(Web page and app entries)
»»

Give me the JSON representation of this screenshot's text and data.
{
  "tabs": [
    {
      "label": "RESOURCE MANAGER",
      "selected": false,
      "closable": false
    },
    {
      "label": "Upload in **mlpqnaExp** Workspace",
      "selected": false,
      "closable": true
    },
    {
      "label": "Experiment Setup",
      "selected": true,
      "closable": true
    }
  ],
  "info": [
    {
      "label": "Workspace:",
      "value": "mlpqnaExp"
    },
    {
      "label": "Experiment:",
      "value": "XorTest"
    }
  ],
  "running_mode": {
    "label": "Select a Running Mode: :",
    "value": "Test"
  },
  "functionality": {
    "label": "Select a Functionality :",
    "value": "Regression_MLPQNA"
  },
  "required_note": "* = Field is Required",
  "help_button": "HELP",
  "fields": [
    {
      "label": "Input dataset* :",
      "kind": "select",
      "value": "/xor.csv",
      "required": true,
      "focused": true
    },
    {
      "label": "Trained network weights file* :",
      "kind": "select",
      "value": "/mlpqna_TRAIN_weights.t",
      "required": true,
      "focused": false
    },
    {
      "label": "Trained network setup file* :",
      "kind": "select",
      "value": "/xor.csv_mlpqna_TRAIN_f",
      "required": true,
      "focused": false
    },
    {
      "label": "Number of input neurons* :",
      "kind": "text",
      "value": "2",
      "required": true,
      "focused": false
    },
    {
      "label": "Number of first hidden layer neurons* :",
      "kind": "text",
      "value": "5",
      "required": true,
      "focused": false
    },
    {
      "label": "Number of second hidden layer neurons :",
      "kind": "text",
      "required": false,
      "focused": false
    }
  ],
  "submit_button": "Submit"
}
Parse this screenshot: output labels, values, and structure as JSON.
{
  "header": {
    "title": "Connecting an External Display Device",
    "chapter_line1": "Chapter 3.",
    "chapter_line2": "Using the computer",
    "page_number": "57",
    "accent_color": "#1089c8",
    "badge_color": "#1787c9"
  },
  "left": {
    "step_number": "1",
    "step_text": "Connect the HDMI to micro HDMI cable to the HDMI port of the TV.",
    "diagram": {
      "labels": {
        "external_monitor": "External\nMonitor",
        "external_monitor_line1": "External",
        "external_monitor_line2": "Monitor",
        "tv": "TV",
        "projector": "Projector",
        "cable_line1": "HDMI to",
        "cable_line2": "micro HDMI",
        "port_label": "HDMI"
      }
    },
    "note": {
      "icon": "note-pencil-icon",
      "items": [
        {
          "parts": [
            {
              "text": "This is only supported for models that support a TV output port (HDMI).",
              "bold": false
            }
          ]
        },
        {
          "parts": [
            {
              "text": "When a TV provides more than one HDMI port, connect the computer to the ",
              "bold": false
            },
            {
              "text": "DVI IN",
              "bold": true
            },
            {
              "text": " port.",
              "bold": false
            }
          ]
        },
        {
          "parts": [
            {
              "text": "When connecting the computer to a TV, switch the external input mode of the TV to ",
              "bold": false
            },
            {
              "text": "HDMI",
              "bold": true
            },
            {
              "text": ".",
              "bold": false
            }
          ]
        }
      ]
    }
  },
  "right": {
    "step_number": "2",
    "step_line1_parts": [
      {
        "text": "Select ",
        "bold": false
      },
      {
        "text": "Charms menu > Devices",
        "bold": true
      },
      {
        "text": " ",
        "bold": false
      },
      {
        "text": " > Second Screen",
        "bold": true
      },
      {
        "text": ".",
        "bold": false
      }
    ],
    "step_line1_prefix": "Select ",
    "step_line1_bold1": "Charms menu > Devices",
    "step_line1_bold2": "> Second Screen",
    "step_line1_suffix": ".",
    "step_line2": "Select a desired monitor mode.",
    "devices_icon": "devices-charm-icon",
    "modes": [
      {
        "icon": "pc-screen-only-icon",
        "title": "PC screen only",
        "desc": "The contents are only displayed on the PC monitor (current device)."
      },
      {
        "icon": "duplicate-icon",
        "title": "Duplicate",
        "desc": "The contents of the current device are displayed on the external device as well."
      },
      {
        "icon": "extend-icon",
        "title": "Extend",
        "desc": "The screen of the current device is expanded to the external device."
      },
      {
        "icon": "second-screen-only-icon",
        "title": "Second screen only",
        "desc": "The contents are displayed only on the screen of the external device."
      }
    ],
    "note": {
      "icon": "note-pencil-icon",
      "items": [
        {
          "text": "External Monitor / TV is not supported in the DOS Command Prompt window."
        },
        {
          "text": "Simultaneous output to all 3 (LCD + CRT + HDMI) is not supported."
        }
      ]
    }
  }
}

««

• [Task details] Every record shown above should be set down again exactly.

• [Finished task]
Give me the JSON representation of this screenshot's text and data.
{
  "tabs": [
    {
      "label": "RESOURCE MANAGER",
      "selected": false,
      "closable": false
    },
    {
      "label": "Upload in **mlpqnaExp** Workspace",
      "selected": false,
      "closable": true
    },
    {
      "label": "Experiment Setup",
      "selected": true,
      "closable": true
    }
  ],
  "info": [
    {
      "label": "Workspace:",
      "value": "mlpqnaExp"
    },
    {
      "label": "Experiment:",
      "value": "XorTest"
    }
  ],
  "running_mode": {
    "label": "Select a Running Mode: :",
    "value": "Test"
  },
  "functionality": {
    "label": "Select a Functionality :",
    "value": "Regression_MLPQNA"
  },
  "required_note": "* = Field is Required",
  "help_button": "HELP",
  "fields": [
    {
      "label": "Input dataset* :",
      "kind": "select",
      "value": "/xor.csv",
      "required": true,
      "focused": true
    },
    {
      "label": "Trained network weights file* :",
      "kind": "select",
      "value": "/mlpqna_TRAIN_weights.t",
      "required": true,
      "focused": false
    },
    {
      "label": "Trained network setup file* :",
      "kind": "select",
      "value": "/xor.csv_mlpqna_TRAIN_f",
      "required": true,
      "focused": false
    },
    {
      "label": "Number of input neurons* :",
      "kind": "text",
      "value": "2",
      "required": true,
      "focused": false
    },
    {
      "label": "Number of first hidden layer neurons* :",
      "kind": "text",
      "value": "5",
      "required": true,
      "focused": false
    },
    {
      "label": "Number of second hidden layer neurons :",
      "kind": "text",
      "required": false,
      "focused": false
    }
  ],
  "submit_button": "Submit"
}
Parse this screenshot: output labels, values, and structure as JSON.
{
  "header": {
    "title": "Connecting an External Display Device",
    "chapter_line1": "Chapter 3.",
    "chapter_line2": "Using the computer",
    "page_number": "57",
    "accent_color": "#1089c8",
    "badge_color": "#1787c9"
  },
  "left": {
    "step_number": "1",
    "step_text": "Connect the HDMI to micro HDMI cable to the HDMI port of the TV.",
    "diagram": {
      "labels": {
        "external_monitor": "External\nMonitor",
        "external_monitor_line1": "External",
        "external_monitor_line2": "Monitor",
        "tv": "TV",
        "projector": "Projector",
        "cable_line1": "HDMI to",
        "cable_line2": "micro HDMI",
        "port_label": "HDMI"
      }
    },
    "note": {
      "icon": "note-pencil-icon",
      "items": [
        {
          "parts": [
            {
              "text": "This is only supported for models that support a TV output port (HDMI).",
              "bold": false
            }
          ]
        },
        {
          "parts": [
            {
              "text": "When a TV provides more than one HDMI port, connect the computer to the ",
              "bold": false
            },
            {
              "text": "DVI IN",
              "bold": true
            },
            {
              "text": " port.",
              "bold": false
            }
          ]
        },
        {
          "parts": [
            {
              "text": "When connecting the computer to a TV, switch the external input mode of the TV to ",
              "bold": false
            },
            {
              "text": "HDMI",
              "bold": true
            },
            {
              "text": ".",
              "bold": false
            }
          ]
        }
      ]
    }
  },
  "right": {
    "step_number": "2",
    "step_line1_parts": [
      {
        "text": "Select ",
        "bold": false
      },
      {
        "text": "Charms menu > Devices",
        "bold": true
      },
      {
        "text": " ",
        "bold": false
      },
      {
        "text": " > Second Screen",
        "bold": true
      },
      {
        "text": ".",
        "bold": false
      }
    ],
    "step_line1_prefix": "Select ",
    "step_line1_bold1": "Charms menu > Devices",
    "step_line1_bold2": "> Second Screen",
    "step_line1_suffix": ".",
    "step_line2": "Select a desired monitor mode.",
    "devices_icon": "devices-charm-icon",
    "modes": [
      {
        "icon": "pc-screen-only-icon",
        "title": "PC screen only",
        "desc": "The contents are only displayed on the PC monitor (current device)."
      },
      {
        "icon": "duplicate-icon",
        "title": "Duplicate",
        "desc": "The contents of the current device are displayed on the external device as well."
      },
      {
        "icon": "extend-icon",
        "title": "Extend",
        "desc": "The screen of the current device is expanded to the external device."
      },
      {
        "icon": "second-screen-only-icon",
        "title": "Second screen only",
        "desc": "The contents are displayed only on the screen of the external device."
      }
    ],
    "note": {
      "icon": "note-pencil-icon",
      "items": [
        {
          "text": "External Monitor / TV is not supported in the DOS Command Prompt window."
        },
        {
          "text": "Simultaneous output to all 3 (LCD + CRT + HDMI) is not supported."
        }
      ]
    }
  }
}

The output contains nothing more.